What this task involves: Reproduce all of the records word for word, omitting the pictures.

************

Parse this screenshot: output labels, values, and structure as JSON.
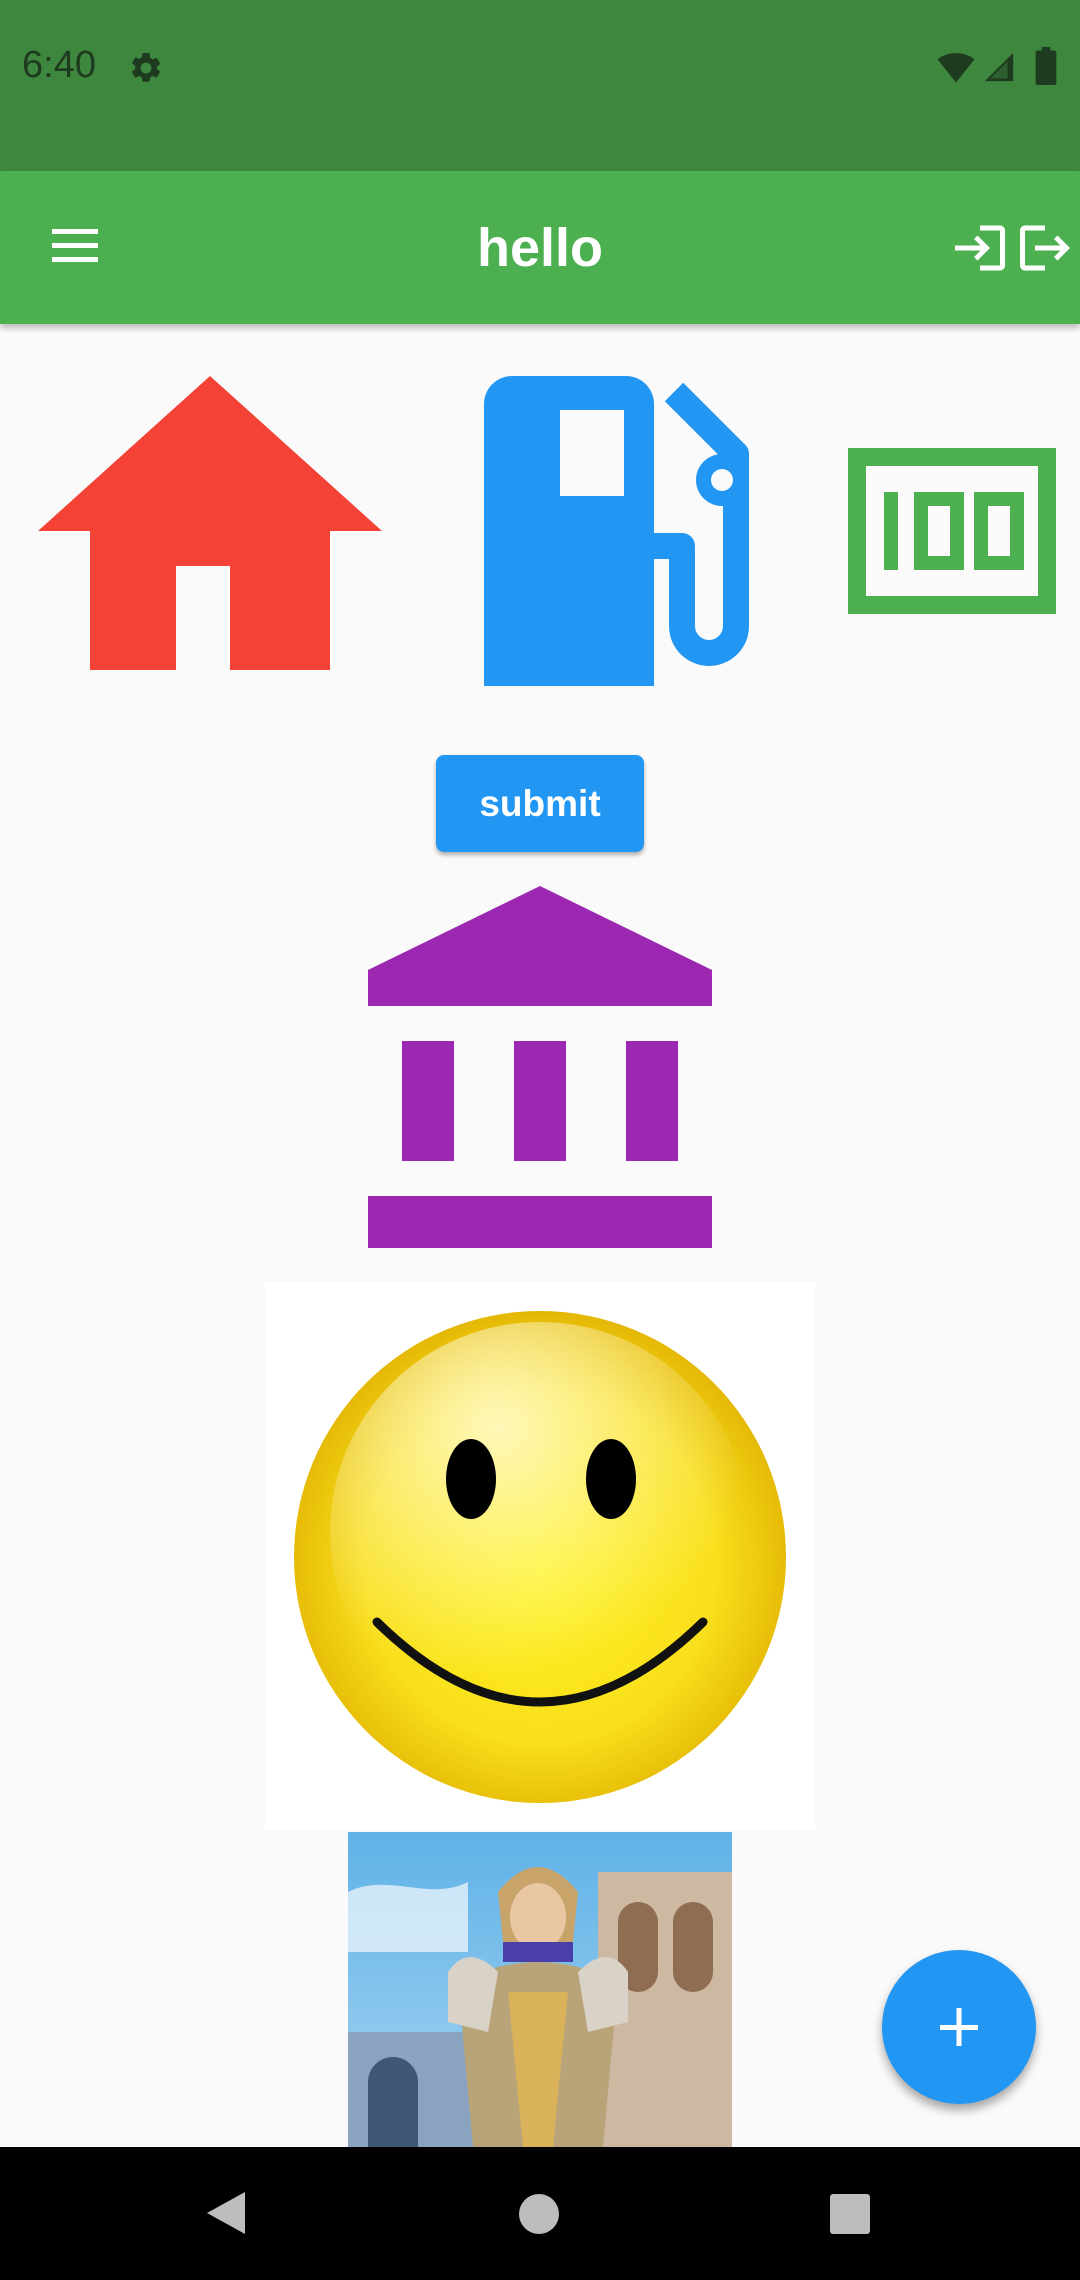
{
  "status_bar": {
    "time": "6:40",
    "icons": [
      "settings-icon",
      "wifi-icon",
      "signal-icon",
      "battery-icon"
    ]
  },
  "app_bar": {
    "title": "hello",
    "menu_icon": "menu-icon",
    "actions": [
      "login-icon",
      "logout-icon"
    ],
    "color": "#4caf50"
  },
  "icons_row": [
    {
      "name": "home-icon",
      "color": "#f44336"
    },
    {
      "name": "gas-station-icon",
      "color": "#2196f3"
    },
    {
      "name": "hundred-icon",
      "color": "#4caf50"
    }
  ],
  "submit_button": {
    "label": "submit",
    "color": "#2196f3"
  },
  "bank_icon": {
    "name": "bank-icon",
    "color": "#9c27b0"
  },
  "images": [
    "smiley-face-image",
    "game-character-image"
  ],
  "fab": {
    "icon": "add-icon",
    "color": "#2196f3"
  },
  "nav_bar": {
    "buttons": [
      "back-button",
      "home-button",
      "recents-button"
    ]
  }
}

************

Response below:
Parse this screenshot: output labels, values, and structure as JSON.
{
  "status_bar": {
    "time": "6:40",
    "icons": [
      "settings-icon",
      "wifi-icon",
      "signal-icon",
      "battery-icon"
    ]
  },
  "app_bar": {
    "title": "hello",
    "menu_icon": "menu-icon",
    "actions": [
      "login-icon",
      "logout-icon"
    ],
    "color": "#4caf50"
  },
  "icons_row": [
    {
      "name": "home-icon",
      "color": "#f44336"
    },
    {
      "name": "gas-station-icon",
      "color": "#2196f3"
    },
    {
      "name": "hundred-icon",
      "color": "#4caf50"
    }
  ],
  "submit_button": {
    "label": "submit",
    "color": "#2196f3"
  },
  "bank_icon": {
    "name": "bank-icon",
    "color": "#9c27b0"
  },
  "images": [
    "smiley-face-image",
    "game-character-image"
  ],
  "fab": {
    "icon": "add-icon",
    "color": "#2196f3"
  },
  "nav_bar": {
    "buttons": [
      "back-button",
      "home-button",
      "recents-button"
    ]
  }
}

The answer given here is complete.